===== Provided information =====

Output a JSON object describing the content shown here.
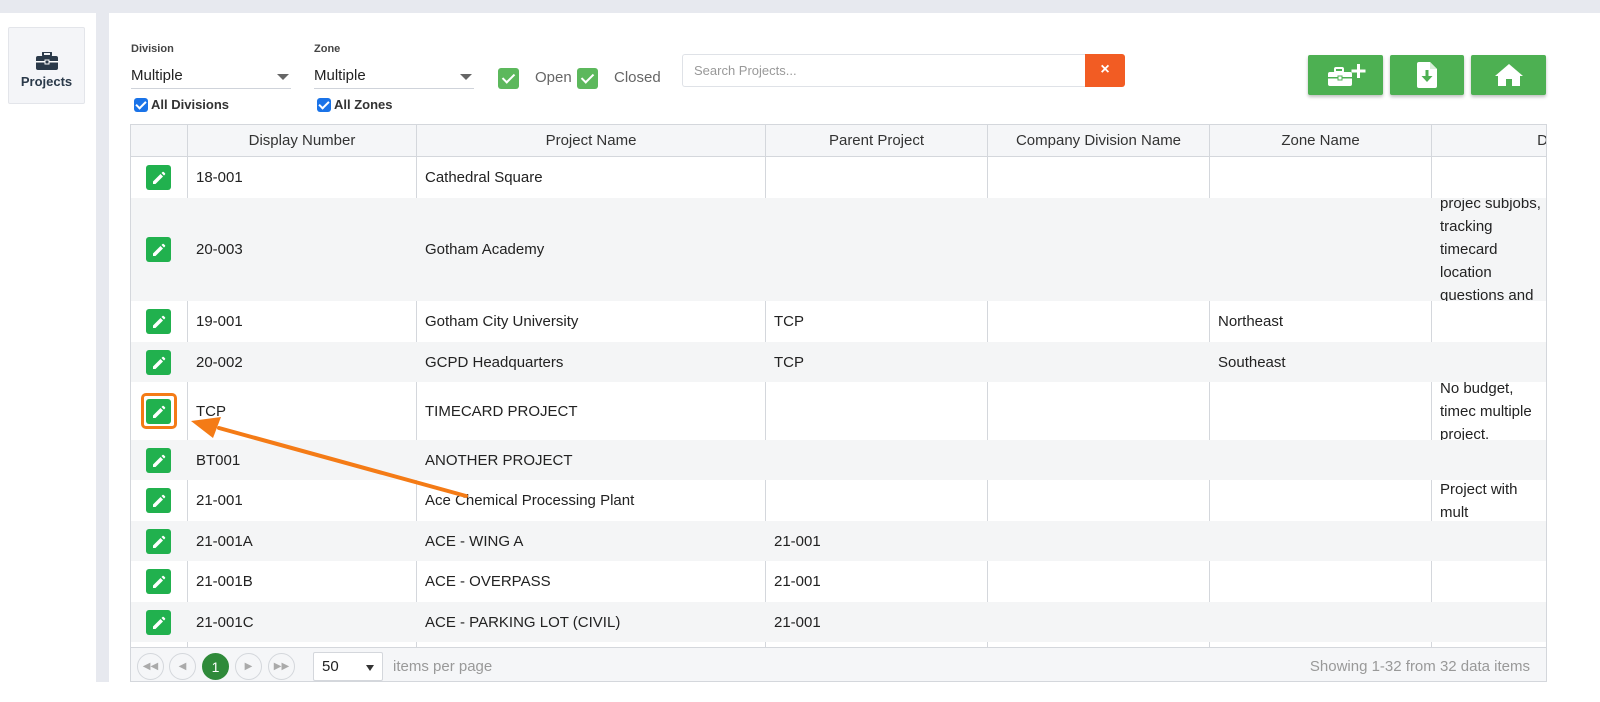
{
  "nav": {
    "projects_label": "Projects",
    "projects_icon": "briefcase-icon"
  },
  "filters": {
    "division_label": "Division",
    "division_value": "Multiple",
    "all_divisions_label": "All Divisions",
    "zone_label": "Zone",
    "zone_value": "Multiple",
    "all_zones_label": "All Zones",
    "open_label": "Open",
    "closed_label": "Closed",
    "search_placeholder": "Search Projects...",
    "clear_label": "×"
  },
  "toolbar": {
    "add_project_icon": "briefcase-plus-icon",
    "download_icon": "download-file-icon",
    "home_icon": "home-icon"
  },
  "grid": {
    "columns": [
      "Display Number",
      "Project Name",
      "Parent Project",
      "Company Division Name",
      "Zone Name",
      "D"
    ],
    "rows": [
      {
        "num": "18-001",
        "name": "Cathedral Square",
        "parent": "",
        "division": "",
        "zone": "",
        "desc": ""
      },
      {
        "num": "20-003",
        "name": "Gotham Academy",
        "parent": "",
        "division": "",
        "zone": "",
        "desc": "Advanced projec subjobs, tracking timecard location questions and sig"
      },
      {
        "num": "19-001",
        "name": "Gotham City University",
        "parent": "TCP",
        "division": "",
        "zone": "Northeast",
        "desc": ""
      },
      {
        "num": "20-002",
        "name": "GCPD Headquarters",
        "parent": "TCP",
        "division": "",
        "zone": "Southeast",
        "desc": ""
      },
      {
        "num": "TCP",
        "name": "TIMECARD PROJECT",
        "parent": "",
        "division": "",
        "zone": "",
        "desc": "No budget, timec multiple project."
      },
      {
        "num": "BT001",
        "name": "ANOTHER PROJECT",
        "parent": "",
        "division": "",
        "zone": "",
        "desc": ""
      },
      {
        "num": "21-001",
        "name": "Ace Chemical Processing Plant",
        "parent": "",
        "division": "",
        "zone": "",
        "desc": "Project with mult"
      },
      {
        "num": "21-001A",
        "name": "ACE - WING A",
        "parent": "21-001",
        "division": "",
        "zone": "",
        "desc": ""
      },
      {
        "num": "21-001B",
        "name": "ACE - OVERPASS",
        "parent": "21-001",
        "division": "",
        "zone": "",
        "desc": ""
      },
      {
        "num": "21-001C",
        "name": "ACE - PARKING LOT (CIVIL)",
        "parent": "21-001",
        "division": "",
        "zone": "",
        "desc": ""
      }
    ]
  },
  "pager": {
    "current_page": "1",
    "page_size": "50",
    "items_per_page_label": "items per page",
    "summary": "Showing 1-32 from 32 data items"
  },
  "colors": {
    "accent_green": "#4db052",
    "edit_green": "#21b14e",
    "clear_orange": "#f25c23",
    "highlight_orange": "#f47b16"
  }
}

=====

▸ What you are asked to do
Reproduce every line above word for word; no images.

▸ Output
Output a JSON object describing the content shown here.
{
  "nav": {
    "projects_label": "Projects",
    "projects_icon": "briefcase-icon"
  },
  "filters": {
    "division_label": "Division",
    "division_value": "Multiple",
    "all_divisions_label": "All Divisions",
    "zone_label": "Zone",
    "zone_value": "Multiple",
    "all_zones_label": "All Zones",
    "open_label": "Open",
    "closed_label": "Closed",
    "search_placeholder": "Search Projects...",
    "clear_label": "×"
  },
  "toolbar": {
    "add_project_icon": "briefcase-plus-icon",
    "download_icon": "download-file-icon",
    "home_icon": "home-icon"
  },
  "grid": {
    "columns": [
      "Display Number",
      "Project Name",
      "Parent Project",
      "Company Division Name",
      "Zone Name",
      "D"
    ],
    "rows": [
      {
        "num": "18-001",
        "name": "Cathedral Square",
        "parent": "",
        "division": "",
        "zone": "",
        "desc": ""
      },
      {
        "num": "20-003",
        "name": "Gotham Academy",
        "parent": "",
        "division": "",
        "zone": "",
        "desc": "Advanced projec subjobs, tracking timecard location questions and sig"
      },
      {
        "num": "19-001",
        "name": "Gotham City University",
        "parent": "TCP",
        "division": "",
        "zone": "Northeast",
        "desc": ""
      },
      {
        "num": "20-002",
        "name": "GCPD Headquarters",
        "parent": "TCP",
        "division": "",
        "zone": "Southeast",
        "desc": ""
      },
      {
        "num": "TCP",
        "name": "TIMECARD PROJECT",
        "parent": "",
        "division": "",
        "zone": "",
        "desc": "No budget, timec multiple project."
      },
      {
        "num": "BT001",
        "name": "ANOTHER PROJECT",
        "parent": "",
        "division": "",
        "zone": "",
        "desc": ""
      },
      {
        "num": "21-001",
        "name": "Ace Chemical Processing Plant",
        "parent": "",
        "division": "",
        "zone": "",
        "desc": "Project with mult"
      },
      {
        "num": "21-001A",
        "name": "ACE - WING A",
        "parent": "21-001",
        "division": "",
        "zone": "",
        "desc": ""
      },
      {
        "num": "21-001B",
        "name": "ACE - OVERPASS",
        "parent": "21-001",
        "division": "",
        "zone": "",
        "desc": ""
      },
      {
        "num": "21-001C",
        "name": "ACE - PARKING LOT (CIVIL)",
        "parent": "21-001",
        "division": "",
        "zone": "",
        "desc": ""
      }
    ]
  },
  "pager": {
    "current_page": "1",
    "page_size": "50",
    "items_per_page_label": "items per page",
    "summary": "Showing 1-32 from 32 data items"
  },
  "colors": {
    "accent_green": "#4db052",
    "edit_green": "#21b14e",
    "clear_orange": "#f25c23",
    "highlight_orange": "#f47b16"
  }
}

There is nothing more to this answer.